The only visible reference to Tom Draschil was on the header of a computer program that the Cannon staff used to track voting results. "Tom is evil," it read.Cannon easily defeated Draschil in Tuesday's primary, sweeping all 18 counties in the largest geographic district in the state. Complete but unofficial results showed Cannon captured 56 percent of the vote to Draschil's 44 percent. Draschil came close to beating Cannon only in traditionally more conservative Utah County.
Now that the Republican in the 3rd Congressional District is gone, Cannon can truly set his sights on the three-term incumbent, whom he considers even more "evil." Orton is a Democrat, after all.
"We're going to run at his record. The change in (congressional) leadership has effected Bill's ability to run as a conservative. He has had to vote with his party," Cannon said.
Past GOP candidates in the 3rd District have tried that strategy and failed. But Cannon appears to have the money to make it a race. Even Orton apparently realizes it. Word filtered through Cannon headquarters Tuesday night that Orton backers called and urged Democrats to vote for Draschil in the primary. And Orton has already publicly condemned Cannon's campaign spending.
"It takes money to beat an incumbent," said Cannon, who estimates his net worth in excess of $20 million. Nobody wants to vote for a candidate they don't know, he said. Cannon aimed much of his campaign advertising during the primary toward Orton in anticipation of a November showdown.

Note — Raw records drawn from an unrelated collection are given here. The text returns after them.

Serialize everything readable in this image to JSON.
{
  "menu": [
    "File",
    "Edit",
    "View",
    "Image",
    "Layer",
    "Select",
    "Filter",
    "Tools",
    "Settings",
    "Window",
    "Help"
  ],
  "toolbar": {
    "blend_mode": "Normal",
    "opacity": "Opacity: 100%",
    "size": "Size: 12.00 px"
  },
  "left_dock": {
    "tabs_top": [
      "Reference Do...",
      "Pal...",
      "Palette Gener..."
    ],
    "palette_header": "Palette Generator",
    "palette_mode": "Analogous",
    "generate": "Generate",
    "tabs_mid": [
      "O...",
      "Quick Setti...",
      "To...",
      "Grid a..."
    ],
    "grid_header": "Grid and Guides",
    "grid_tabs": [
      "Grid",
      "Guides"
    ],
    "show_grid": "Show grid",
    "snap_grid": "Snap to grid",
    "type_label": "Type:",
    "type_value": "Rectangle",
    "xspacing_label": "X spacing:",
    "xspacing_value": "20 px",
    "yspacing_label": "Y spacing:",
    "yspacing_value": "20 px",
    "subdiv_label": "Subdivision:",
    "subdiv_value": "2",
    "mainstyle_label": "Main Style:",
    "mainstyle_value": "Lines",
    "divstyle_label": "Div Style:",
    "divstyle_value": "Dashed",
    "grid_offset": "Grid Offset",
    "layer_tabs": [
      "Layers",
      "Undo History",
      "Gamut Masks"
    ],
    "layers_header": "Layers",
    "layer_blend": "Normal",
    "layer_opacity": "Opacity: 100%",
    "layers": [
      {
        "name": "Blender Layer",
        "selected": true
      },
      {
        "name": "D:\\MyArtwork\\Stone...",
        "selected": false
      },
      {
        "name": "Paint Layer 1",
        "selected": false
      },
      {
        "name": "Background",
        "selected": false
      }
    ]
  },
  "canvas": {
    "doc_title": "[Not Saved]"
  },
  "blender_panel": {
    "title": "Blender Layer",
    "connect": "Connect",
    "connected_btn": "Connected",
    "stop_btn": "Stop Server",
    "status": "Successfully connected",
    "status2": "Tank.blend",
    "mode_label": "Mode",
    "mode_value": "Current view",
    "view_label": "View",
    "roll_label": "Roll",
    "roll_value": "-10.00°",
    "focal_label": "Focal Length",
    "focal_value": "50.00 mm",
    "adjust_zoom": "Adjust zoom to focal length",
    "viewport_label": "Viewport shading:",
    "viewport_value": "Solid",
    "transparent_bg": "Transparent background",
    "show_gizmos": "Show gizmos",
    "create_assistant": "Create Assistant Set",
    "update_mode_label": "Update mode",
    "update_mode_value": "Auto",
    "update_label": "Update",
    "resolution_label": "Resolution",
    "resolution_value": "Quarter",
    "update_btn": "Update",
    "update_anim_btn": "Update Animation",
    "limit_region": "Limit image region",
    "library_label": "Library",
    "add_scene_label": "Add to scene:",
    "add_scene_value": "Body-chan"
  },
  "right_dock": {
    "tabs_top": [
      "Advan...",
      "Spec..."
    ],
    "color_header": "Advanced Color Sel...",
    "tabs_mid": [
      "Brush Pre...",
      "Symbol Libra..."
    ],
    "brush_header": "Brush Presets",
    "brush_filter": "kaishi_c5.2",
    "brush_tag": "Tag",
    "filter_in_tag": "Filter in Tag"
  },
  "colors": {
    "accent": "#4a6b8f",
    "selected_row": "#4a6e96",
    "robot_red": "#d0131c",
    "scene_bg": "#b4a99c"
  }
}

Cannon intends to spend the next few months raising money. He figures he can haul in about $500,000 in contributions. That would put his entire campaign over the $1 million mark, a sum unheard of in the 3rd District.
Cannon said he doesn't think he'll have to inject more of his own cash into the race, but he won't rule it out. "We'll do what we have to do," he said.
Although Draschil wouldn't say Tuesday that he thought Cannon bought the primary, he clearly felt outmatched in the finance department.
"I think that the major factor was probably money," he said. "If we'd have had more money, we'd have spent more money."
Cannon downplayed the cash factor. Voters, he said, understood the philosophical differences between himself and Draschil. "Philosophy, I believe, played a big role in the race," he said.
Draschil earlier pledged to carry the Cannon banner should he be the GOP nominee. While he and Cannon have some clear differences on foreign trade, gun control and wilderness, they agree on most major tenets of the GOP platform.
Draschil argued during that primary campaign that it was he, not Cannon, who could oust Orton. After Tuesday's defeat, he said he believed Cannon can do it.
"Yes, he can beat Bill Orton," Draschil said. "It will cost him a lot of money."